90. Both al. 92. Both the. 93. T. that; Th. what. 96. T. soght; Th. ysought. 97. Both se. 98. T. conqueste. 101. T. bethenk. 102. Both gone. 103. Both Her. 108. T. om. doth; Th. dothe. 110. Both dothe. T. reules; Th. rules. 111. T. meschef; Th. myschefe. 113. T. bringth; Th. bringeth. 114. T. comon; Th. commen. 121. T. to; Th. be.

129. T. Lete; Th. Lette. 130. Th. crewel warryour. 132. Th. slough. 136. T. than; Th. that. 137. Both se. 146. T. euene; Th. euyn. 147. T. heuene; Th. heuyn. 148. T. Ha. 153. Th. om. the. 155. Th. om. 2nd of.

160. T. reson; Th. reason. 162. T. thenke; Th. thynke. 165. T. the subiit; Th. be subiecte. 169. T. er. 173. T. aftirwards; Th. afterwarde. 174. T. let; Th. lette. 176. T. er. 177. Th. styghed. 183. T. paiens; Th. paynyms. 185. Th. erre (!). 192. T. sen; Th. se. 194. Th. paynems. T. destruied.

200. Th. that; T. which. 201. T. helas; T. sprad. 202. I supply alday. 203. Th. that; T. which. 209. T. do; Th. done. T. paien; Th. payne (for payen). 211. T. to wonder; Th. wonder. For any read a? 216. Th. om. how. 217. T. euangile. 219. Both made. Th. om. the. 222. Th. selfe; T. selue. 227. T. men; Th. people.

231. Th. the (for that). 232. Th. dewte; T. duete. 238. T. hem-selue; Th. him-selfe. 242. Th. must. 246. T. om. good. T. euene; Th. euyn. 248. T. heuene; Th. heuyn. 253. Both thre. 254. Th. om. is. 256. Both highe. 260. T. sick; Th. sicke. 263. Th. helplesse; T. heliples.

269. Both Betwene. 274. T. enoignt. 276. Both Beholde; se. 278. Th. deserved (!). 280. Both lyfe. 281. T. Ector. 282. T. Machabeu. 283. T. Godefroi Arthus. 287. Both made. 288. T. mai; Th. many (!). 289. T. man (for king). 291. Th. is (for ben). 292. T. om. up. 295. T. tenetz; Th. tennes. 296, 298. T. er (for or).
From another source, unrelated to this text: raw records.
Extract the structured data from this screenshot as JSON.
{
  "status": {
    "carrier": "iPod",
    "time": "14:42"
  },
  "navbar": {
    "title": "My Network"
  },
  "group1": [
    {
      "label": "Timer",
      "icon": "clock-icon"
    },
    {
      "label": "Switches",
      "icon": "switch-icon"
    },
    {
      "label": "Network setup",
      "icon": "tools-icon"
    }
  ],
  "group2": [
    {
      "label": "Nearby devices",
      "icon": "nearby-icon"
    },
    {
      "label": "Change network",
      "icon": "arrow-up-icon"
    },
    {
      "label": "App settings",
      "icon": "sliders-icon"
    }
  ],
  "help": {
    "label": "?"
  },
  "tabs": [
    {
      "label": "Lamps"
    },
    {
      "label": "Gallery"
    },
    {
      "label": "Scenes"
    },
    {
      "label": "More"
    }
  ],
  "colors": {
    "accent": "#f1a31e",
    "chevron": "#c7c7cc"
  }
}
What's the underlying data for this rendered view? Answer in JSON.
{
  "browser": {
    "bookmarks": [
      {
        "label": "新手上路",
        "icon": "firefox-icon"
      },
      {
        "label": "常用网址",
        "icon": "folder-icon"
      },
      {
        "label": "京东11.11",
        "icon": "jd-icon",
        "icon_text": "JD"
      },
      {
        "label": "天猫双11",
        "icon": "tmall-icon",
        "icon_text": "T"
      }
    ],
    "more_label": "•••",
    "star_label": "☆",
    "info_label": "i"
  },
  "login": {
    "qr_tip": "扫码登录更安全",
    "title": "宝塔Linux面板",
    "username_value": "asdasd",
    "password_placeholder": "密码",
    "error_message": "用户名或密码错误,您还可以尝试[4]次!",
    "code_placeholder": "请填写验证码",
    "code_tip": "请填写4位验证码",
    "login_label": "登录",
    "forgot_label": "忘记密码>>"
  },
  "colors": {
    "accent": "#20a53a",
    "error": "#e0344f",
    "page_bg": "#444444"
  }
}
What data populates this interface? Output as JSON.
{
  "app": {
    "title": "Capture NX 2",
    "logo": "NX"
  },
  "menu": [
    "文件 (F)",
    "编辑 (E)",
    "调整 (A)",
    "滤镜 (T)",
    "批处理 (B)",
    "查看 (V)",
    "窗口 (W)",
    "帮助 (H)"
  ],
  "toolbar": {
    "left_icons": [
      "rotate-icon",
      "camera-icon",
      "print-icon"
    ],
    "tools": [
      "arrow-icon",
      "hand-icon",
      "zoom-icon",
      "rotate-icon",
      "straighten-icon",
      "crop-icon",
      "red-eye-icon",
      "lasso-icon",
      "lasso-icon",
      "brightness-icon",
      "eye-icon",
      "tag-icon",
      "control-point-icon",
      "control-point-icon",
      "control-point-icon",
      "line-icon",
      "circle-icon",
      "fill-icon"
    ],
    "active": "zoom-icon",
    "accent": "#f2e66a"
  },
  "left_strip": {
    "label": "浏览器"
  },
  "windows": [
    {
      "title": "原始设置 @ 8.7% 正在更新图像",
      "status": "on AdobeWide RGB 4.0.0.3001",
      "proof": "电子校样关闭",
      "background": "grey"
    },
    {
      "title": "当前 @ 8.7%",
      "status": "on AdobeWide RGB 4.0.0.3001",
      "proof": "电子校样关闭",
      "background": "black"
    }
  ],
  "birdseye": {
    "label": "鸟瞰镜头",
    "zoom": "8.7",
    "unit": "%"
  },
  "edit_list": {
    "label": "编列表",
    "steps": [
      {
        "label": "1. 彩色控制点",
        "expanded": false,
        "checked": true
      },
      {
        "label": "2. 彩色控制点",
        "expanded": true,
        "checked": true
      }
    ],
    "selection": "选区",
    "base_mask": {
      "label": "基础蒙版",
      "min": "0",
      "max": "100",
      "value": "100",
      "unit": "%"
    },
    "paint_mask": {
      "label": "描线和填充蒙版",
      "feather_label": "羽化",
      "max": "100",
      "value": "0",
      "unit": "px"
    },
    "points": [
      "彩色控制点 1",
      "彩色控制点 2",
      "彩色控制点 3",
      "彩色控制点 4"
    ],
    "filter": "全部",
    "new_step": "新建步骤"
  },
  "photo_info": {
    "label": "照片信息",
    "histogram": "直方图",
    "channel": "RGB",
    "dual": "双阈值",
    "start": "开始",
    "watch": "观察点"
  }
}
305. Th. is (for it). Th. om. is. T. piereles; Th. peerles. 306. Both begete; read be gete. 316. T. perfit. 318. T. plit. 321. Th. these (for the pees). Th. ben. 326. T. proprite. 329. Both semblant. 330. T. Cassodre. Both writinge. T. auctorized. 331. Th. om. ther.

336. T. wei; Th. way. 337. Both se. 342. T. crualte; Th. creweltie. 347. T. baptisme. 359. Th. England. 370. T. seintz; Th. sayntes. T. memoire; Th. memory. 371. T. loenge; Th. legende (!). T. gloire; Th. glory.

378. Th. om. 2nd of. Both throne. 382. T. sese (for cese); Th. se (!). T. er (for or). T. meschiefe; Th. myschefe. 383. Both Sette. 384. T. draugh. 385. T. Maintene; Th. Maynteyn. 399. Th. curua; T. torua.